That means no more outlandish sci-fi design: the Frame tries instead to blend in with the rest of the stuff in your home and it kind of works, as long as you don't find a big 55 or even 65-inch screen obtrusive.
An interesting design feature is the, uh, frame that you can clip onto the Frame around the screen with magnets. Thinking I should try something unusual, I picked the Beige Wood because I've never seen a beige wood TV before.
The beige frame looks a little too "plood" but being able to change the colour (walnut and white are also available) might appeal, but you pay $300 for the privilege. More useful for aesthetic purposes is the ability hang the Frame flush with walls, and the minimal amount of cables snaking out from the set - there are just two, power and the thin fibre-optic wire to Samsung's One Connect console, which is what your devices plug into.

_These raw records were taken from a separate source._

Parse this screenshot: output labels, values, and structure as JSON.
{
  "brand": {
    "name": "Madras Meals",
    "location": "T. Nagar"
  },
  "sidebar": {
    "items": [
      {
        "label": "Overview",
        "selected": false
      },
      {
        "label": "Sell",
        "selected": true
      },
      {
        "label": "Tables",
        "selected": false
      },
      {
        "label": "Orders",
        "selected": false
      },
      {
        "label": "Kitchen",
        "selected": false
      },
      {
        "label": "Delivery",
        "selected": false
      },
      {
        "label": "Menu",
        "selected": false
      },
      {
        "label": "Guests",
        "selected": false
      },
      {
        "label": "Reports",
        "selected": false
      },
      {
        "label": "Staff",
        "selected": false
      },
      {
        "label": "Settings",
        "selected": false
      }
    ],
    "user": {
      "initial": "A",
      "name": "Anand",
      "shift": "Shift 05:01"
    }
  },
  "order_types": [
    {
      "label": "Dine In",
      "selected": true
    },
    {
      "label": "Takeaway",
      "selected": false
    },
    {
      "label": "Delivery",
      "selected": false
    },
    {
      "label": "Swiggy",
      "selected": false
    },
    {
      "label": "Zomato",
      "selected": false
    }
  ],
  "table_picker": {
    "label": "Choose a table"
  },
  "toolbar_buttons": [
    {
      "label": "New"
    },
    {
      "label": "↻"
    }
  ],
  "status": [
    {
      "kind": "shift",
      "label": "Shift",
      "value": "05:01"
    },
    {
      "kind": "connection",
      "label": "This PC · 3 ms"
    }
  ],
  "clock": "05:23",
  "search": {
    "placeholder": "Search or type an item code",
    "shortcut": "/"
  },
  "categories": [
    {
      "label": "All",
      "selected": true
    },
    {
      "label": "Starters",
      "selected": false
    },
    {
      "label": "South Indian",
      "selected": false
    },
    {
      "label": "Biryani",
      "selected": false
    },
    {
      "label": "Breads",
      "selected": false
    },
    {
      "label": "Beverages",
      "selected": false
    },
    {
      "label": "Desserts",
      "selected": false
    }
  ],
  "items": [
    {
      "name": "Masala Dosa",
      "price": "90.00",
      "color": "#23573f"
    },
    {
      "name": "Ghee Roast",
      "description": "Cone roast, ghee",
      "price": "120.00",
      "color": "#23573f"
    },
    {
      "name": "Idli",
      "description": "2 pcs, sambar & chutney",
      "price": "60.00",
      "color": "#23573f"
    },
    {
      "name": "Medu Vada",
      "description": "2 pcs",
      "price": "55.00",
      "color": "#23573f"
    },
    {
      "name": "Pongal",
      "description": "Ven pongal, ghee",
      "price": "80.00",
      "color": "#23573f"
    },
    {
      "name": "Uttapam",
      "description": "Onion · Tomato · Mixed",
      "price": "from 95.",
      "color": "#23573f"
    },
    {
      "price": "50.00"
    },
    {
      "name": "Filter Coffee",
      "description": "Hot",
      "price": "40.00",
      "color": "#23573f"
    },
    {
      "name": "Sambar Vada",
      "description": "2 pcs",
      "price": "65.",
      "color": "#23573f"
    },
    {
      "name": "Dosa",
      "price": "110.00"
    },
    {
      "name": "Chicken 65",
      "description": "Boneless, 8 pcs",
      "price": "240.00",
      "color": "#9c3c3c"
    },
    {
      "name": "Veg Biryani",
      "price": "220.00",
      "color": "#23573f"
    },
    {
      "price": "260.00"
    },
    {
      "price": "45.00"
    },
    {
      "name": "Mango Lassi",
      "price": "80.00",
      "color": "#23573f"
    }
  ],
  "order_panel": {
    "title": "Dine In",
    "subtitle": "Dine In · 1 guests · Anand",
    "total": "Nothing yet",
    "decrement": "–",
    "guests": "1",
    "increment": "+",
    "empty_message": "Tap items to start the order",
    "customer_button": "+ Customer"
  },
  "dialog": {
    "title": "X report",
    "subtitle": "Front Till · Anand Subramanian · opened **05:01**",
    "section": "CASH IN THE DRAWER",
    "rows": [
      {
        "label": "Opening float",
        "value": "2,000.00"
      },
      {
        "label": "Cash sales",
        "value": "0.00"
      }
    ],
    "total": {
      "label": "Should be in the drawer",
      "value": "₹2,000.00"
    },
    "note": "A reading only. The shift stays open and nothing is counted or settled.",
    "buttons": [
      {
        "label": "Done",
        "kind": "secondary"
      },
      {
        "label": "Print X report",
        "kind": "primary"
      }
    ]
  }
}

My 55-inch review set looked great otherwise, just a straight slab really with fairly thin bezels, no blinky lights or garish logos. Full marks there.
Mercifully, TV makers have put their sets on a diet and the 55-inch Frame weighs only 18.6 kilos making it easy to handle without a few weeks in the gym first.

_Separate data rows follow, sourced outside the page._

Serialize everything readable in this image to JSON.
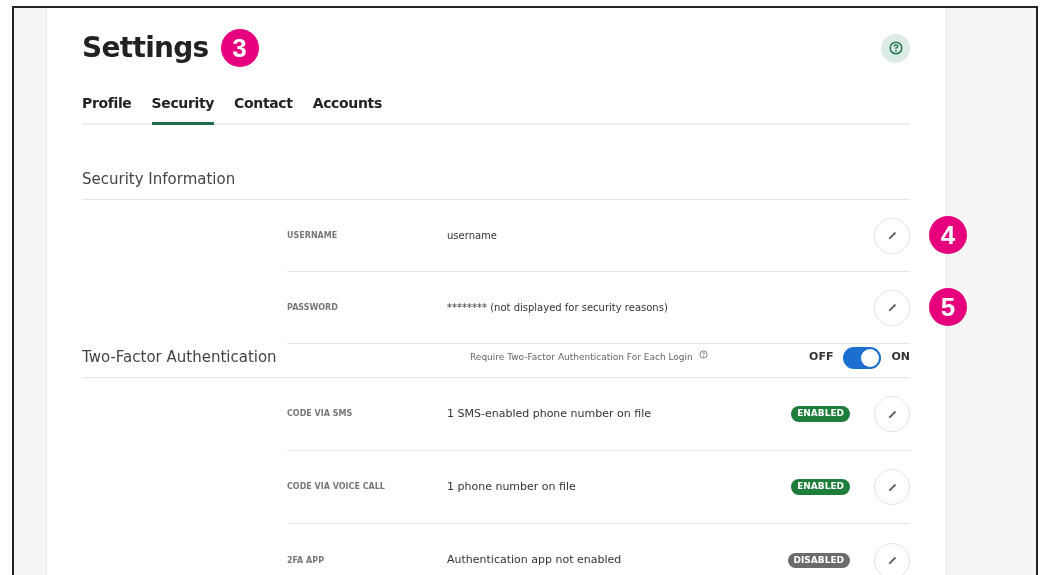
{
  "title": "Settings",
  "title_callout": "3",
  "tabs": [
    {
      "label": "Profile",
      "selected": false
    },
    {
      "label": "Security",
      "selected": true
    },
    {
      "label": "Contact",
      "selected": false
    },
    {
      "label": "Accounts",
      "selected": false
    }
  ],
  "security_information": {
    "heading": "Security Information",
    "rows": [
      {
        "label": "USERNAME",
        "value": "username",
        "callout": "4"
      },
      {
        "label": "PASSWORD",
        "value": "******** (not displayed for security reasons)",
        "callout": "5"
      }
    ]
  },
  "two_factor": {
    "heading": "Two-Factor Authentication",
    "require_label": "Require Two-Factor Authentication For Each Login",
    "toggle": {
      "off_label": "OFF",
      "on_label": "ON",
      "on": true
    },
    "rows": [
      {
        "label": "CODE VIA SMS",
        "value": "1 SMS-enabled phone number on file",
        "status": "ENABLED",
        "enabled": true
      },
      {
        "label": "CODE VIA VOICE CALL",
        "value": "1 phone number on file",
        "status": "ENABLED",
        "enabled": true
      },
      {
        "label": "2FA APP",
        "value": "Authentication app not enabled",
        "status": "DISABLED",
        "enabled": false
      }
    ]
  }
}
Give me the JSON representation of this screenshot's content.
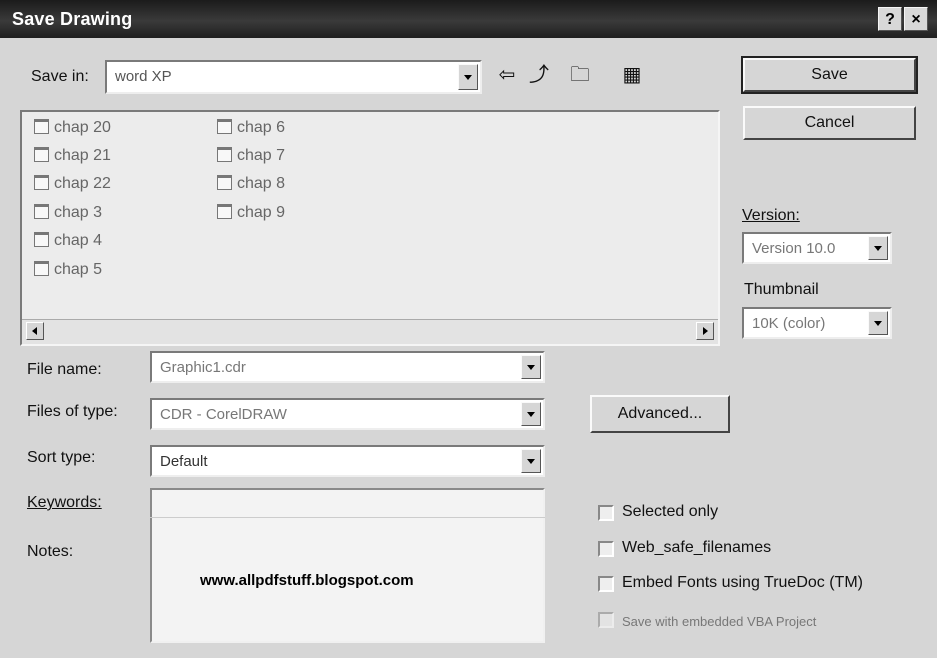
{
  "window": {
    "title": "Save Drawing",
    "help_button": "?",
    "close_button": "×"
  },
  "save_in": {
    "label": "Save in:",
    "value": "word XP"
  },
  "toolbar": {
    "back_icon": "⇦",
    "up_icon": "⤴",
    "new_folder_icon": "🗀",
    "views_icon": "▦"
  },
  "files": [
    {
      "name": "chap 20"
    },
    {
      "name": "chap 21"
    },
    {
      "name": "chap 22"
    },
    {
      "name": "chap 3"
    },
    {
      "name": "chap 4"
    },
    {
      "name": "chap 5"
    },
    {
      "name": "chap 6"
    },
    {
      "name": "chap 7"
    },
    {
      "name": "chap 8"
    },
    {
      "name": "chap 9"
    }
  ],
  "buttons": {
    "save": "Save",
    "cancel": "Cancel",
    "advanced": "Advanced..."
  },
  "version": {
    "label": "Version:",
    "value": "Version 10.0"
  },
  "thumbnail": {
    "label": "Thumbnail",
    "value": "10K (color)"
  },
  "fields": {
    "file_name_label": "File name:",
    "file_name_value": "Graphic1.cdr",
    "files_of_type_label": "Files of type:",
    "files_of_type_value": "CDR - CorelDRAW",
    "sort_type_label": "Sort type:",
    "sort_type_value": "Default",
    "keywords_label": "Keywords:",
    "notes_label": "Notes:"
  },
  "options": {
    "selected_only": "Selected only",
    "web_safe_filenames": "Web_safe_filenames",
    "embed_fonts": "Embed Fonts using TrueDoc (TM)",
    "faint_option": "Save with embedded VBA Project"
  },
  "watermark_text": "www.allpdfstuff.blogspot.com"
}
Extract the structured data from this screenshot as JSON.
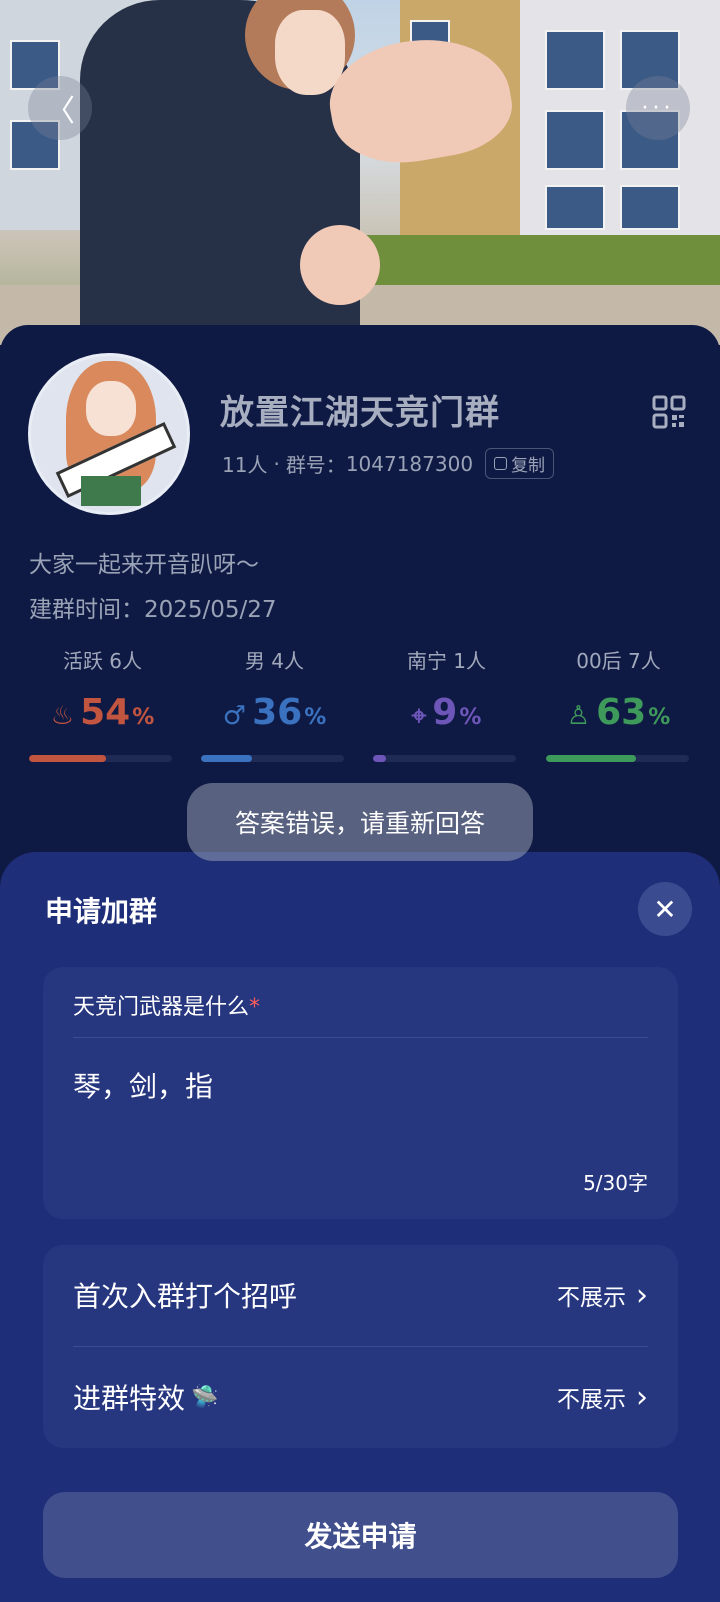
{
  "header": {
    "back_icon": "chevron-left-icon",
    "more_icon": "more-dots-icon",
    "more_glyph": "···",
    "back_glyph": "〈"
  },
  "group": {
    "name": "放置江湖天竞门群",
    "members": "11人",
    "separator": "·",
    "id_label": "群号：",
    "id": "1047187300",
    "copy_label": "复制",
    "description": "大家一起来开音趴呀～",
    "created_label": "建群时间：",
    "created_date": "2025/05/27"
  },
  "stats": [
    {
      "label": "活跃 6人",
      "icon": "flame-icon",
      "glyph": "♨",
      "value": "54",
      "unit": "%",
      "color": "#c2553f",
      "percent": 0.54
    },
    {
      "label": "男 4人",
      "icon": "male-icon",
      "glyph": "♂",
      "value": "36",
      "unit": "%",
      "color": "#3a72c0",
      "percent": 0.36
    },
    {
      "label": "南宁 1人",
      "icon": "location-icon",
      "glyph": "⌖",
      "value": "9",
      "unit": "%",
      "color": "#6d56b8",
      "percent": 0.09
    },
    {
      "label": "00后 7人",
      "icon": "person-icon",
      "glyph": "♙",
      "value": "63",
      "unit": "%",
      "color": "#3e9a5a",
      "percent": 0.63
    }
  ],
  "toast": "答案错误，请重新回答",
  "sheet": {
    "title": "申请加群",
    "close_glyph": "✕",
    "question": "天竞门武器是什么",
    "required_mark": "*",
    "answer": "琴，剑，指",
    "char_count": "5/30字",
    "options": [
      {
        "label": "首次入群打个招呼",
        "value": "不展示"
      },
      {
        "label": "进群特效",
        "value": "不展示",
        "emoji": "🛸"
      }
    ],
    "chevron_glyph": "›",
    "send_label": "发送申请"
  }
}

Setting up the Frame is very easy, with most tasks taken care of you. The one annoyance is trying to sign into your Samsung account and entering usernames and passwords with remote using an on-screen keyboard which is for the birds as my American friends say.
While the default settings for the Frame work pretty well, if you do want fine tune almost every aspect of the image and sound quality, that's possible too with the advanced controls.

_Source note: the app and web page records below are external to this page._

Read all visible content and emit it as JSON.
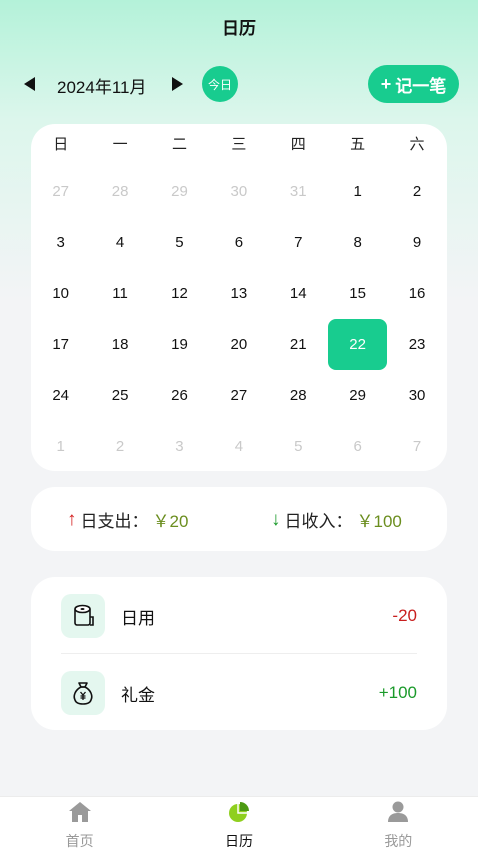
{
  "header": {
    "title": "日历"
  },
  "month_bar": {
    "month": "2024年11月",
    "today_label": "今日",
    "add_label": "记一笔",
    "add_plus": "+"
  },
  "calendar": {
    "weekdays": [
      "日",
      "一",
      "二",
      "三",
      "四",
      "五",
      "六"
    ],
    "days": [
      {
        "d": "27",
        "muted": true
      },
      {
        "d": "28",
        "muted": true
      },
      {
        "d": "29",
        "muted": true
      },
      {
        "d": "30",
        "muted": true
      },
      {
        "d": "31",
        "muted": true
      },
      {
        "d": "1"
      },
      {
        "d": "2"
      },
      {
        "d": "3"
      },
      {
        "d": "4"
      },
      {
        "d": "5"
      },
      {
        "d": "6"
      },
      {
        "d": "7"
      },
      {
        "d": "8"
      },
      {
        "d": "9"
      },
      {
        "d": "10"
      },
      {
        "d": "11"
      },
      {
        "d": "12"
      },
      {
        "d": "13"
      },
      {
        "d": "14"
      },
      {
        "d": "15"
      },
      {
        "d": "16"
      },
      {
        "d": "17"
      },
      {
        "d": "18"
      },
      {
        "d": "19"
      },
      {
        "d": "20"
      },
      {
        "d": "21"
      },
      {
        "d": "22",
        "selected": true
      },
      {
        "d": "23"
      },
      {
        "d": "24"
      },
      {
        "d": "25"
      },
      {
        "d": "26"
      },
      {
        "d": "27"
      },
      {
        "d": "28"
      },
      {
        "d": "29"
      },
      {
        "d": "30"
      },
      {
        "d": "1",
        "muted": true
      },
      {
        "d": "2",
        "muted": true
      },
      {
        "d": "3",
        "muted": true
      },
      {
        "d": "4",
        "muted": true
      },
      {
        "d": "5",
        "muted": true
      },
      {
        "d": "6",
        "muted": true
      },
      {
        "d": "7",
        "muted": true
      }
    ]
  },
  "summary": {
    "expense_label": "日支出：",
    "expense_value": "￥20",
    "income_label": "日收入：",
    "income_value": "￥100",
    "up_arrow": "↑",
    "down_arrow": "↓"
  },
  "records": [
    {
      "name": "日用",
      "amount": "-20",
      "icon": "toilet-paper-icon"
    },
    {
      "name": "礼金",
      "amount": "+100",
      "icon": "money-bag-icon"
    }
  ],
  "tabs": [
    {
      "label": "首页",
      "icon": "home-icon"
    },
    {
      "label": "日历",
      "icon": "pie-chart-icon",
      "active": true
    },
    {
      "label": "我的",
      "icon": "user-icon"
    }
  ],
  "colors": {
    "accent": "#18cc8f",
    "expense": "#c81e1e",
    "income": "#1a9a2a",
    "amount": "#6b8e1f"
  }
}
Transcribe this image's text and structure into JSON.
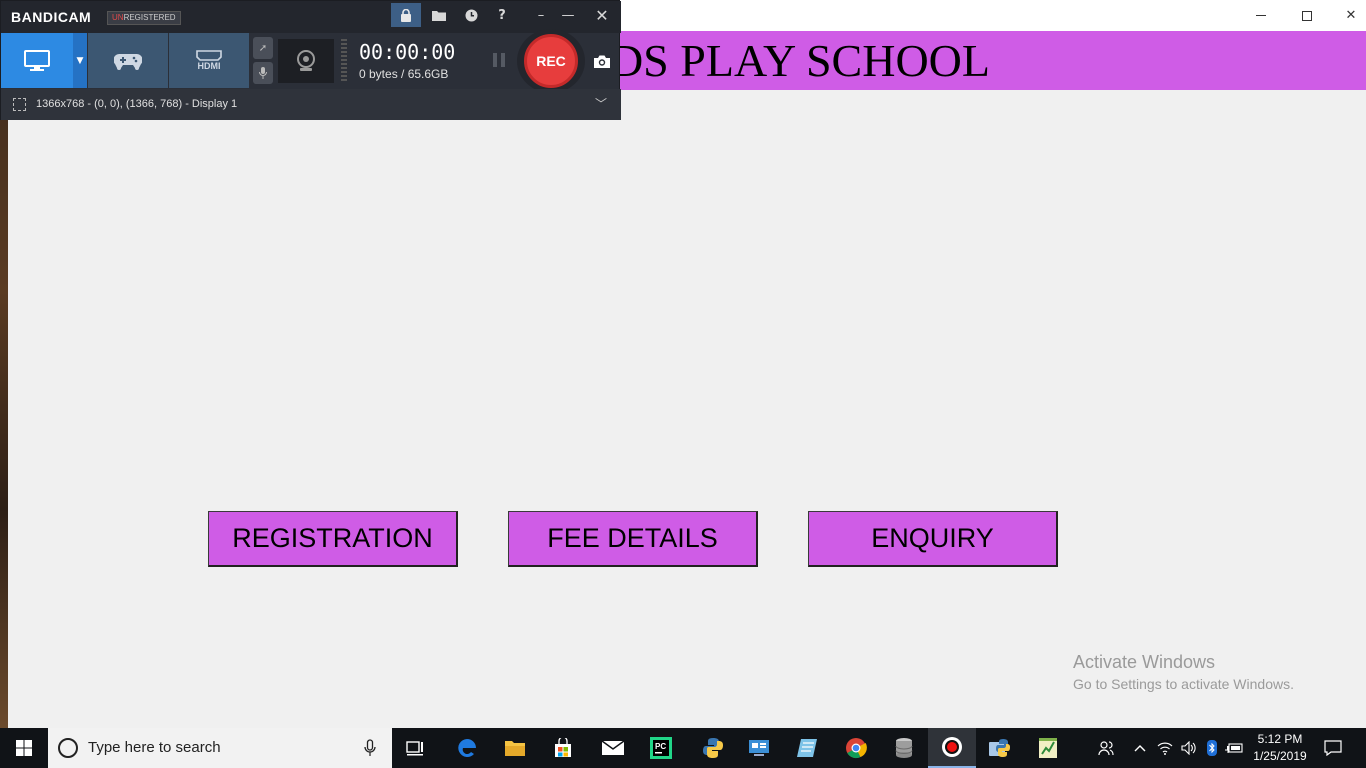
{
  "app": {
    "banner_title": "KRISHNA KIDS PLAY SCHOOL",
    "banner_color": "#cf5ce6",
    "buttons": {
      "registration": "REGISTRATION",
      "fee_details": "FEE DETAILS",
      "enquiry": "ENQUIRY"
    }
  },
  "watermark": {
    "title": "Activate Windows",
    "subtitle": "Go to Settings to activate Windows."
  },
  "bandicam": {
    "logo": "BANDICAM",
    "unregistered_prefix": "UN",
    "unregistered_rest": "REGISTERED",
    "hdmi_label": "HDMI",
    "timer": "00:00:00",
    "size": "0 bytes / 65.6GB",
    "rec_label": "REC",
    "region": "1366x768 - (0, 0), (1366, 768) - Display 1",
    "accent_color": "#2d8ae3",
    "rec_color": "#e73d3d"
  },
  "taskbar": {
    "search_placeholder": "Type here to search",
    "time": "5:12 PM",
    "date": "1/25/2019",
    "apps": [
      "task-view",
      "edge",
      "file-explorer",
      "store",
      "mail",
      "pycharm",
      "python",
      "network-app",
      "notes",
      "chrome",
      "database",
      "bandicam",
      "python-idle",
      "spreadsheet"
    ]
  }
}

Once the Frame's up and running and you have updated its Tizen Linux-based operating system with a clean, easy to use interface, you can admire the many beautiful pieces of art that come with the Frame.
The idea is that the Frame doubles up as a changeable painting hanging on your wall. It is nice to have art to look at, instead of the usual big black screen of nothingness. That said, the art itself loses quite a bit in the translation from canvas and photos to a digital screen, and the colours, especially the whites, are a bit strange. There's a motion sensor that switches off the art display when you leave the room, to save power.
This is a 4K TV which means the LED screen has 3840 by 2160 pixel resolution. You also get 10-bit colour for smoother gradations between hues, high dynamic range (HDR) for more lifelike colours, brightness and motion sensors and fast 100Hz refresh rate that can double to 200Hz for smoother motion.
It costs a shade under four grand, $3,988, which means there are TVs out there with a similar feature set and which cost less, from Samsung as well. Don't forget to add the cost of the optional frame to the err, Frame, as well.
The reason you spend that much money on a TV is the image you get and the Frame is excellent. High dynamic range 4K content on Netflix for instance is very lifelike, and the Frame upscales lower-res content quite well.
Sounds from the built-in 40 Watt stereo speakers clear and loud too.
Samsung's right to try to design TVs so that they fit in with your home rather than dominate the space they're in, and in the long term it's a nicer, more useful gimmick than say 3D. You do pay a premium for the effort though which I think still needs a bit more work.